● **EXERCISE BRIEF**
Every line with "Wireframe" in it must be copied from the data.

● **DATA TO USE**
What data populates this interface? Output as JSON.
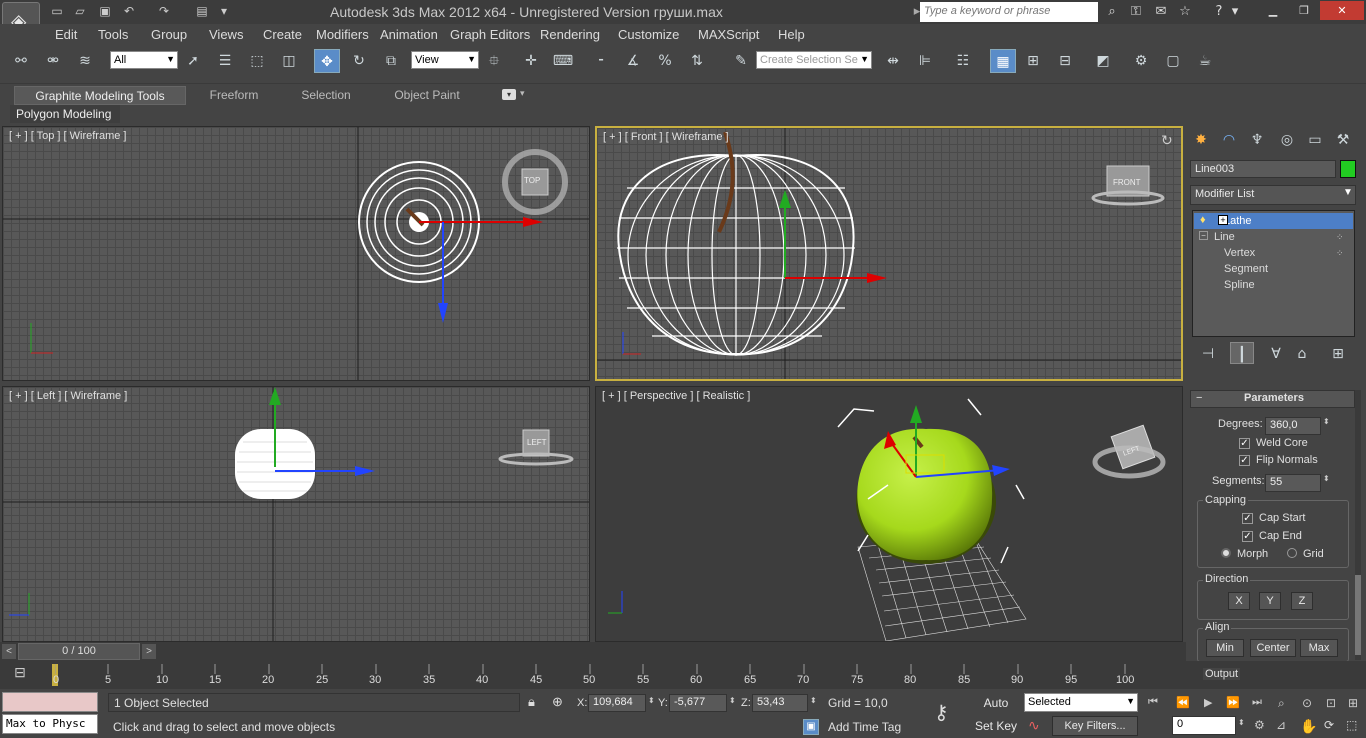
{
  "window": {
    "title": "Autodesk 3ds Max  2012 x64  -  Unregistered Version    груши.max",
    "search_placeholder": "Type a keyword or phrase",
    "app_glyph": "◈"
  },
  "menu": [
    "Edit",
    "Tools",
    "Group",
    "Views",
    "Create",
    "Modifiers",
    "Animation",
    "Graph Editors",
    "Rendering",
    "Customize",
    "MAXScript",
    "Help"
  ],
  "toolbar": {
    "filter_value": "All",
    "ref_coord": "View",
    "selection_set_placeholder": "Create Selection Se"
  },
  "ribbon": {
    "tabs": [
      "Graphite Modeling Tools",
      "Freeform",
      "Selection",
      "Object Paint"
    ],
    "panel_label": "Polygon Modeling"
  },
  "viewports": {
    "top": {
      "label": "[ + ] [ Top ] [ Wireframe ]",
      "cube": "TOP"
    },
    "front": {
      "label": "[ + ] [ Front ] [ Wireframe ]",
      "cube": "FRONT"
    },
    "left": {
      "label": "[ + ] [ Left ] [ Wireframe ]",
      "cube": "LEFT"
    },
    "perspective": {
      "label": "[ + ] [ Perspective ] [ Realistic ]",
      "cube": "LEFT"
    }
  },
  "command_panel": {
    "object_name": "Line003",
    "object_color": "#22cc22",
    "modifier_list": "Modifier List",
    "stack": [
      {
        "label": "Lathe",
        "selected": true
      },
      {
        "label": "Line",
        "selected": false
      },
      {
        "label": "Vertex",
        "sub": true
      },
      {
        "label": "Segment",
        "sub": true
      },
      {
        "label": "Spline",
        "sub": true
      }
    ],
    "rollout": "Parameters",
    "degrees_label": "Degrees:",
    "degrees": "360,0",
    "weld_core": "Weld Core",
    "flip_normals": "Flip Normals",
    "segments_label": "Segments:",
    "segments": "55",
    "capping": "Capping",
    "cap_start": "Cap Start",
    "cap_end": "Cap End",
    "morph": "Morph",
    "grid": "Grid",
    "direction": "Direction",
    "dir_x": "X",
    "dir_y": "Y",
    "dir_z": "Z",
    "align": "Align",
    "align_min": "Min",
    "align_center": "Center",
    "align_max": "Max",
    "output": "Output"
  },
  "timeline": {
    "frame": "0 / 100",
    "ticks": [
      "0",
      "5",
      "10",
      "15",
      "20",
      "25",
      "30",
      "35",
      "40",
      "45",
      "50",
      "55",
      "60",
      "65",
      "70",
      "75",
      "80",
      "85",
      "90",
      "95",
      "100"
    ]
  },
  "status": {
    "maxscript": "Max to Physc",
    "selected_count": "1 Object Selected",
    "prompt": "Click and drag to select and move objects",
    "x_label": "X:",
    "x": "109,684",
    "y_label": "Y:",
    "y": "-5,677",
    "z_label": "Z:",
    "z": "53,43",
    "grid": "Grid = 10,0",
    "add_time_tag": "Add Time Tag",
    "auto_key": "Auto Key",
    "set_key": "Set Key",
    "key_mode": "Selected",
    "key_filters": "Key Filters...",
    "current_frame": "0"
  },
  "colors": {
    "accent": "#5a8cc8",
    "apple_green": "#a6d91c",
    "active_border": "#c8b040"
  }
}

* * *

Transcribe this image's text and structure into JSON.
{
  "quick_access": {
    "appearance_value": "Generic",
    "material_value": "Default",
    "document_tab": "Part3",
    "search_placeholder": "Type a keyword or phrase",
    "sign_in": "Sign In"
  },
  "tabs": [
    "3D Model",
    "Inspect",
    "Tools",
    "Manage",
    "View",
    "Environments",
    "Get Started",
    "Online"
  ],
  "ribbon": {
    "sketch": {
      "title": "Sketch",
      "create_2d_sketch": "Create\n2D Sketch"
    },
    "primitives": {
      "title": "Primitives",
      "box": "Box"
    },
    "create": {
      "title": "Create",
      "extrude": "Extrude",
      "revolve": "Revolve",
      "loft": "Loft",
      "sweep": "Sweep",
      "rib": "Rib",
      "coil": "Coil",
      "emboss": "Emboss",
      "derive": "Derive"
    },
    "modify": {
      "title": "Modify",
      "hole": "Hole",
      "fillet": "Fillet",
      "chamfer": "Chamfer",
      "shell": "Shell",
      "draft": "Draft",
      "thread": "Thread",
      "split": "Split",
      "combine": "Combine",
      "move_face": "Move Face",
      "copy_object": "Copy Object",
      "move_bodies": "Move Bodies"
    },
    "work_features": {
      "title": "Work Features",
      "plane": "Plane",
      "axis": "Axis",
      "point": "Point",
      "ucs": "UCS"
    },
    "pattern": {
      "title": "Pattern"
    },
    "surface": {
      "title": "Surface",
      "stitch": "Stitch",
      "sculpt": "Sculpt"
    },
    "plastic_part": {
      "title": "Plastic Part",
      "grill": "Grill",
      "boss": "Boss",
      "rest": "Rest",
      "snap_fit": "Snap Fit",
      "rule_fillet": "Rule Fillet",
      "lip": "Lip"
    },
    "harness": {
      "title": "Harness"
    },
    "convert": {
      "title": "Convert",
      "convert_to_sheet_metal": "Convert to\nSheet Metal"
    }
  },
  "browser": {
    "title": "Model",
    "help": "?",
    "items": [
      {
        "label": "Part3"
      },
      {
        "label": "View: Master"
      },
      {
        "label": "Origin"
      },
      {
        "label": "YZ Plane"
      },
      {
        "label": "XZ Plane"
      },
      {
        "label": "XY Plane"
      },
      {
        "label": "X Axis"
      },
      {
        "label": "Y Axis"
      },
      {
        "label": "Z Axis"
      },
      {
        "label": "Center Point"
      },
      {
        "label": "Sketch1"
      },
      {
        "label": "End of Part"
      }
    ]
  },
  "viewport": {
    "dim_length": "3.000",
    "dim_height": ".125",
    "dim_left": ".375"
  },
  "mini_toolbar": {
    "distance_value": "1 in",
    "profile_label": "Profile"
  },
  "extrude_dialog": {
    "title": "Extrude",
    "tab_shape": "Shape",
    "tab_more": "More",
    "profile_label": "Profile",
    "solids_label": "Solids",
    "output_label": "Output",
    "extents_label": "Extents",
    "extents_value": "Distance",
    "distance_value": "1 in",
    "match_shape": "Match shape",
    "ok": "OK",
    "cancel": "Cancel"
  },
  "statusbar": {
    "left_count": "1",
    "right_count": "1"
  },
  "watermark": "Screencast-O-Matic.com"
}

● **RESPONSE**
      "label": "[ + ] [ Top ] [ Wireframe ]",
      "label": "[ + ] [ Front ] [ Wireframe ]",
      "label": "[ + ] [ Left ] [ Wireframe ]",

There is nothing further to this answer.